"This is an interesting model that's being discussed in the venture community," Triad President Stephen Coutts told BioWorld Today. "Our investors looked at what the market was demanding from companies - we had to be in late-stage clinical trials in order to get financing - and of course, we're still preclinical."
So the backers decided against added dilution and instead chose to divest the company's assets. The San Diego firm shed its p38 kinase inhibitor program in exchange for an undisclosed up-front payment and milestone payments that could total $66 million. Triad's investors also stand to receive royalty payments down the road, should any products from the program hit the market.
"We made the difficult decision to liquidate," said Coutts, one of the company's four founders. "And I think it's clear that we have something of value that the market wasn't recognizing. This is a significant deal for a preclinical program."
Novartis, of Basel, Switzerland, will work toward developing one or more compounds for inflammatory diseases. A mitogen-activated protein kinase, p38, regulates the biosynthesis of cytokines that promote inflammation. Additional payments to investors in privately held Triad are possible for each new indication.
Coutts said a couple of molecules could soon become clinical candidates; Novartis next must complete GLP toxicity studies.
"We had gone through the typical in vitro studies," he said, "and had several potent molecules isolated against the cloned and expressed target."
In mouse models, lipo-polysaccharide was injected to activate the p38 target in order to evaluate the rodents' ensuing levels of TNF-alpha. Triad's molecules then were shown to inhibit such activity, and exhibited long half-lives. Later rat studies showed that use of one molecule halted an arthritis reaction "in its tracks," Coutts said.
Pharmaceutical interest began to climb, and Novartis stood out among potential buyers. That company previously researched p38 kinases, Coutts said, and made sense as a partner, given its kinase history in general.
In February, Triad decided to halt operations. Within a month, nearly all its 45-plus employees were let go with severance packages and insurance coverage. Coutts said Triad also was careful to settle all debt and other obligations in order to package and sell its assets more efficiently.
"That's partly why the diligence took so long," Coutts said. "Novartis was exceedingly careful in looking at our books and the fact that we had taken care of all our obligations."
Founded by four former employees of La Jolla Pharmaceutical Co., of San Diego, Triad opened shop five years ago with initial funding of $12.5 million in its first financing round.
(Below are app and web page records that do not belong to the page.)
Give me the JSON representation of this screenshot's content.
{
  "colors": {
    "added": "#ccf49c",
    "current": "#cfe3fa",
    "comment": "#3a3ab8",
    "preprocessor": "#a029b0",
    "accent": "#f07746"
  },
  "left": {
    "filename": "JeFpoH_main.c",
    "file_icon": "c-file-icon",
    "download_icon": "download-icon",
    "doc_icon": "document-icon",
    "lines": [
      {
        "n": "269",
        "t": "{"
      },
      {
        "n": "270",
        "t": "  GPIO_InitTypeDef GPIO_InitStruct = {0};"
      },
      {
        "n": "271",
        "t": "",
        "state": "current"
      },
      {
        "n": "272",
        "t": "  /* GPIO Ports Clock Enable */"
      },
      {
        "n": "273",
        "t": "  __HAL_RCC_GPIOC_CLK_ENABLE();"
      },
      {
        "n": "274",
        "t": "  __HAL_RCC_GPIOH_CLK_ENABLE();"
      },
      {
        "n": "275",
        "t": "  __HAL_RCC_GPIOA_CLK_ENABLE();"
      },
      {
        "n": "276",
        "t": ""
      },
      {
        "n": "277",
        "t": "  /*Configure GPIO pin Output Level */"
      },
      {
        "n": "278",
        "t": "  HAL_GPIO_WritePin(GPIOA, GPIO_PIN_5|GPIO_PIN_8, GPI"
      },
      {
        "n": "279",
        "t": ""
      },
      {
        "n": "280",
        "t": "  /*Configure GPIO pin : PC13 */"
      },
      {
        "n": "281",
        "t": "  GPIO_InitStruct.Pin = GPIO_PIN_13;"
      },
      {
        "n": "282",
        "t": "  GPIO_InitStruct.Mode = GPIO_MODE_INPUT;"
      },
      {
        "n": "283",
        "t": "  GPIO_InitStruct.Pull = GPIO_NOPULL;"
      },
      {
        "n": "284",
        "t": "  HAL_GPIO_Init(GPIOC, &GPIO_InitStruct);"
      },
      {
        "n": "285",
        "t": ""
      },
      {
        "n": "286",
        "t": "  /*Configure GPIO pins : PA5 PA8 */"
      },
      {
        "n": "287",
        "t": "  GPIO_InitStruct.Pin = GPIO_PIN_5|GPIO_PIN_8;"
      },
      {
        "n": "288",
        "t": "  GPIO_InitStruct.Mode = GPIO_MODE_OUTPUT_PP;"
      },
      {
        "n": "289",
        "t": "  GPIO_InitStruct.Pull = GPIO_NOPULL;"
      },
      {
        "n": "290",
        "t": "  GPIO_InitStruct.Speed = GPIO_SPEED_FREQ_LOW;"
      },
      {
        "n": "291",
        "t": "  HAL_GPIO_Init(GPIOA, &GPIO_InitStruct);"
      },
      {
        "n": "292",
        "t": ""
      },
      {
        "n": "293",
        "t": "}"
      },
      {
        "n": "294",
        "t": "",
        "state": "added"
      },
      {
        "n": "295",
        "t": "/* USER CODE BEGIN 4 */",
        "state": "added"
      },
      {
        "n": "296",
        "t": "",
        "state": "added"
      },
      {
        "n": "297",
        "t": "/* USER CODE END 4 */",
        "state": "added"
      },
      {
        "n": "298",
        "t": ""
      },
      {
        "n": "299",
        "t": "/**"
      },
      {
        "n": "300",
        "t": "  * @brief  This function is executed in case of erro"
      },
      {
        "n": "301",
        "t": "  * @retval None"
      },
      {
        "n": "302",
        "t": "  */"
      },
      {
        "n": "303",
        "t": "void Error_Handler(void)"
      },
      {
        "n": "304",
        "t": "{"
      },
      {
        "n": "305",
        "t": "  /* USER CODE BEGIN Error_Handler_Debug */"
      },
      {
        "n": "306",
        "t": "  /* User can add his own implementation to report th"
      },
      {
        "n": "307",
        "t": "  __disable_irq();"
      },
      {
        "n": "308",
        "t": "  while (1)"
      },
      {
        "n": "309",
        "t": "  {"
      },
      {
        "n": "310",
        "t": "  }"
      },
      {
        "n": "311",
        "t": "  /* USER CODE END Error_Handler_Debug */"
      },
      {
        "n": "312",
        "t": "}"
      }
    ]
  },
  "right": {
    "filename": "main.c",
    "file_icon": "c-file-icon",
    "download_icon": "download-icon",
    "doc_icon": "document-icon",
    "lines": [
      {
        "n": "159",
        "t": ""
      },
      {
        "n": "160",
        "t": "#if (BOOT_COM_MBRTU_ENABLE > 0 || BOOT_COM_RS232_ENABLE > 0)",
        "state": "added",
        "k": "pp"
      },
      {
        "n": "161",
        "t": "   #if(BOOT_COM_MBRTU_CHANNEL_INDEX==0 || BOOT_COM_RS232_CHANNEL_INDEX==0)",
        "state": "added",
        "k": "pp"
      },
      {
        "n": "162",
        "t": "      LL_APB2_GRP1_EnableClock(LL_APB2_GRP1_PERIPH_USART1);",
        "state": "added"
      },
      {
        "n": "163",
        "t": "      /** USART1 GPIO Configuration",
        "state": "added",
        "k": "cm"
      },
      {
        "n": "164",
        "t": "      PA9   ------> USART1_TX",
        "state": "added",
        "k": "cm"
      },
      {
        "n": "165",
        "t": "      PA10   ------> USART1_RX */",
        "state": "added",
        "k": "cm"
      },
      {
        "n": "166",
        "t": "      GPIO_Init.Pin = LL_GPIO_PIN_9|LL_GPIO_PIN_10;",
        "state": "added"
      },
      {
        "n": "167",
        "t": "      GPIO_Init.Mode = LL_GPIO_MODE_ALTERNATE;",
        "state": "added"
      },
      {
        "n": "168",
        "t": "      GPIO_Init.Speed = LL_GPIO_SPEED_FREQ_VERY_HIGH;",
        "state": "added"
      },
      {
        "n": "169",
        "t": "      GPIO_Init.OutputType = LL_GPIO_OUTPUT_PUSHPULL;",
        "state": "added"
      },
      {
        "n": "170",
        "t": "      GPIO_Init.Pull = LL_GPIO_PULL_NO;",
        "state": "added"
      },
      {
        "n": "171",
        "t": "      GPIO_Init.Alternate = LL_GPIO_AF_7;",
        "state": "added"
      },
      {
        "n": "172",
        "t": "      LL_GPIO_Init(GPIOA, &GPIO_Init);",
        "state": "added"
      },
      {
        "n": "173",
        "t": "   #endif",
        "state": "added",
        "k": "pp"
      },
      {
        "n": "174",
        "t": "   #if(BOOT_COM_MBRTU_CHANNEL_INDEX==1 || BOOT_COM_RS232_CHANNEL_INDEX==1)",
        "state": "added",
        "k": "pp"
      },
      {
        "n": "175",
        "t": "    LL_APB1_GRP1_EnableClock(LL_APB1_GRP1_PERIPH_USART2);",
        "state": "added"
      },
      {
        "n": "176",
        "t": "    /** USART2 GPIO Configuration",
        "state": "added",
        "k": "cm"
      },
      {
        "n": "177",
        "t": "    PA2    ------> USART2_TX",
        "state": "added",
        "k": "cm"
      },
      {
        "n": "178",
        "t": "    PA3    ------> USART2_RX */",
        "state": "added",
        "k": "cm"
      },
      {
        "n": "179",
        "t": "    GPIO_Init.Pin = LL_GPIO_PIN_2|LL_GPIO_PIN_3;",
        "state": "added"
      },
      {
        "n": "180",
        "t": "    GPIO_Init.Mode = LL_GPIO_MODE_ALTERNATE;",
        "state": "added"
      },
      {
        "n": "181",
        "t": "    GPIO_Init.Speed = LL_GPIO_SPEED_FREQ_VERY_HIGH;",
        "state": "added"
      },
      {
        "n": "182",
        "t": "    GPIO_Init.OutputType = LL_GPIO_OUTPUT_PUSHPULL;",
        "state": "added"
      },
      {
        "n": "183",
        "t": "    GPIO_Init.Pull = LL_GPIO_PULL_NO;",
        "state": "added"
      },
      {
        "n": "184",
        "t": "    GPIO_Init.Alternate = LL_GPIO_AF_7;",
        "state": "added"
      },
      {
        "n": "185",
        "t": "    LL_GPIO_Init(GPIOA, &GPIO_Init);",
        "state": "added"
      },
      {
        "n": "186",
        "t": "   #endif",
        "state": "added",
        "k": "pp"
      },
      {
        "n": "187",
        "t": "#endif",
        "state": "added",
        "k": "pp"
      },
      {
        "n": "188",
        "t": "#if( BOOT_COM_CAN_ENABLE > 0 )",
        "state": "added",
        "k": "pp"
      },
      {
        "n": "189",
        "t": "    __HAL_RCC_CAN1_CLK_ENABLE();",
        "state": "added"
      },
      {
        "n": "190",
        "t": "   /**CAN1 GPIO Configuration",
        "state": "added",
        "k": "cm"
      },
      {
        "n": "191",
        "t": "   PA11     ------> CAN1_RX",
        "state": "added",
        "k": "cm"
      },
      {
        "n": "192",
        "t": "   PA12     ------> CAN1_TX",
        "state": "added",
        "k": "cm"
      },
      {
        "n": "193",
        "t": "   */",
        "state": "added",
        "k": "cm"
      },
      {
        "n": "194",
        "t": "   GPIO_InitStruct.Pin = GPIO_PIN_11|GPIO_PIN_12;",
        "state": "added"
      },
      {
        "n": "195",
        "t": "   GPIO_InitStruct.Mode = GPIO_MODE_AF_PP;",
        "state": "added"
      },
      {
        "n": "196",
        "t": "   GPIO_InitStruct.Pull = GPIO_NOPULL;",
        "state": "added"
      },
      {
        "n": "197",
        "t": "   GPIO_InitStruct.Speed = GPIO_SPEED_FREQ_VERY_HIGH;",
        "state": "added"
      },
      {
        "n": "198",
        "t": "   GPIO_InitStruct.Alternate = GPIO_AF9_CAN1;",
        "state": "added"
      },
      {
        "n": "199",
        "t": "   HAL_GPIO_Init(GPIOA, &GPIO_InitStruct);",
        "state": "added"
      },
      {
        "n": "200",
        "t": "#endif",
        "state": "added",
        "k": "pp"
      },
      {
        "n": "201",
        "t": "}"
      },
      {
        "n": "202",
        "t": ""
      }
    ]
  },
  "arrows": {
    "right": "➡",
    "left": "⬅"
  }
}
Less than two years later, the company raised $30 million in its second round of financing. A third round closed late last year, increasing the total private funding in the company to $59.7 million. (See BioWorld Today, July 6, 1999, and Jan. 5, 2001.)
Almost exactly two years ago, Triad partnered with Schering-Plough Corp., of Kenilworth, N.J., to discover antifungal compounds. (See BioWorld Today, Dec. 11, 2002.)
Coutts said he is continuing to try to sell intellectual property related to the use of nuclear magnetic resonance in drug discovery. Of his fellow founders, one has moved into academia, another has become involved with the Chinese pharmaceutical market, and the last is scouting for new work. Coutts himself plans to get into consulting.
"I feel like I've learned a lot through the process," he said, "and have something worthwhile to sell."
Triad's investors include Skyline Ventures, of Palo Alto, Calif.; CSFB Private Equity, of New York; Genechem Technologies Venture Fund, of Montreal; H&Q Venture Partners, of Boston; J&J Development Corp., of New Brunswick, N.J.; International Biomedicine Holdings, of New York; and Invus.